The continuation of the farmers’ movement until the government accepted the demands in writing proved a major setback for the Yogi regime in Uttar Pradesh. The farmers of western Uttar Pradesh, mostly Jat farmers who were lured into the Hindutva fascist fold by the RSS in 2013, using the Muzaffarnagar anti-Muslim pogrom, have been at the forefront of the farmers’ movement against Modi’s farm reforms.
Now, realising how the BJP has cheated them for years using religion as a weapon, the Jat farmers have been opposing the BJP and Yogi vehemently. In eastern Uttar Pradesh, though the BJP retains a tight grip over the urban and semi-urban Hindu voters, the BJP is facing anti-incumbency waves in the rural areas. The brutal massacre of four farmers in Lakhimpur Kheri in October 2021, allegedly by the son of a BJP leader-cum-deputy minister in Modi’s cabinet, stirred people’s outrage.
Apart from the Muslims, other minorities like the Buddhists, the Christians and the Sikhs have been irked by Yogi’s sclerotic rule as well.
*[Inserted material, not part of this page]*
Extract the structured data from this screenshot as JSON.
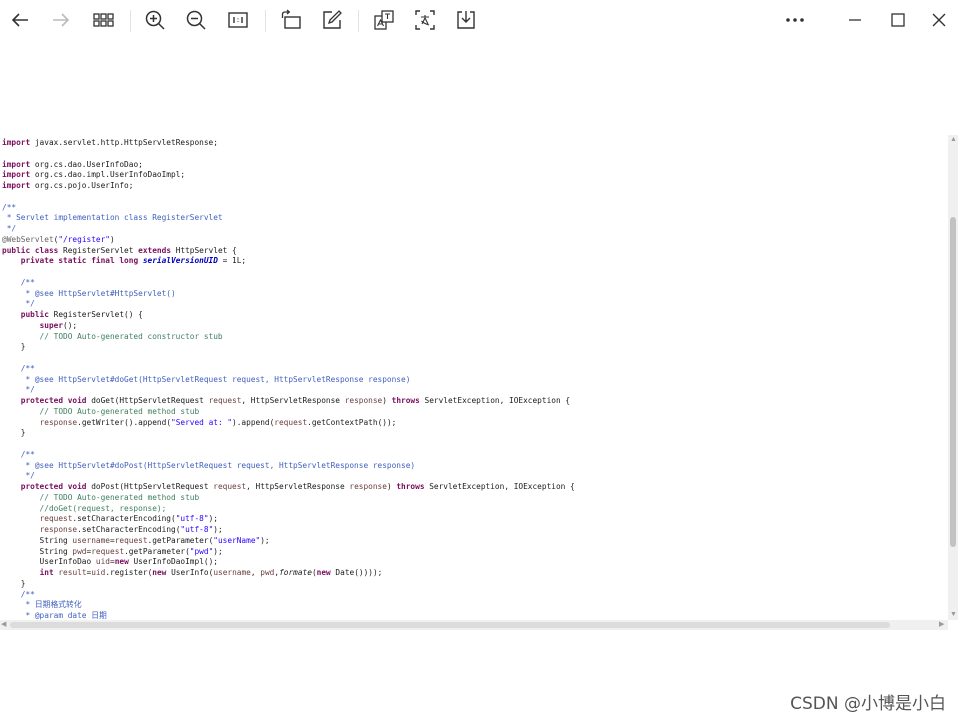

Moreover, the Dalits, the OBCs and the tribal people, who have faced the heat under Yogi’s unapologetic Brahminical supremacist rule, are now manifesting their frustration with Modi and the BJP’s habit of using these people as pawns against the Muslims during communal pogroms.
The anger within these communities triggered an exodus of turncoat leaders from the BJP. Sensing the growing discontent among the Dalits and OBCs, several Uttar Pradesh ministers and members of the legislative assembly (MLAs) have quit the BJP recently and are joining hands with the Samajwadi Party. Most of these politicians had joined the BJP in 2016-17 and are now quitting the ranks after enjoying the cake for five years.
Can the BJP win the 2022 Uttar Pradesh Assembly elections using its time-tested communal template? Can the Opposition manage to topple the Yogi regime and undo the damages done by it? All these will be known in March when the results will be out. Until then it’s to be seen whether the Opposition can hammer the nail at the right spots by utilising the BJP’s acute crisis–within the Party ranks and outside.
Editorial desk of People's Review provides you the editorial view point and also shares the outlook of the collective wisdom that manages the publication. Send letters to the editor at: Write2us@peoplesreview.in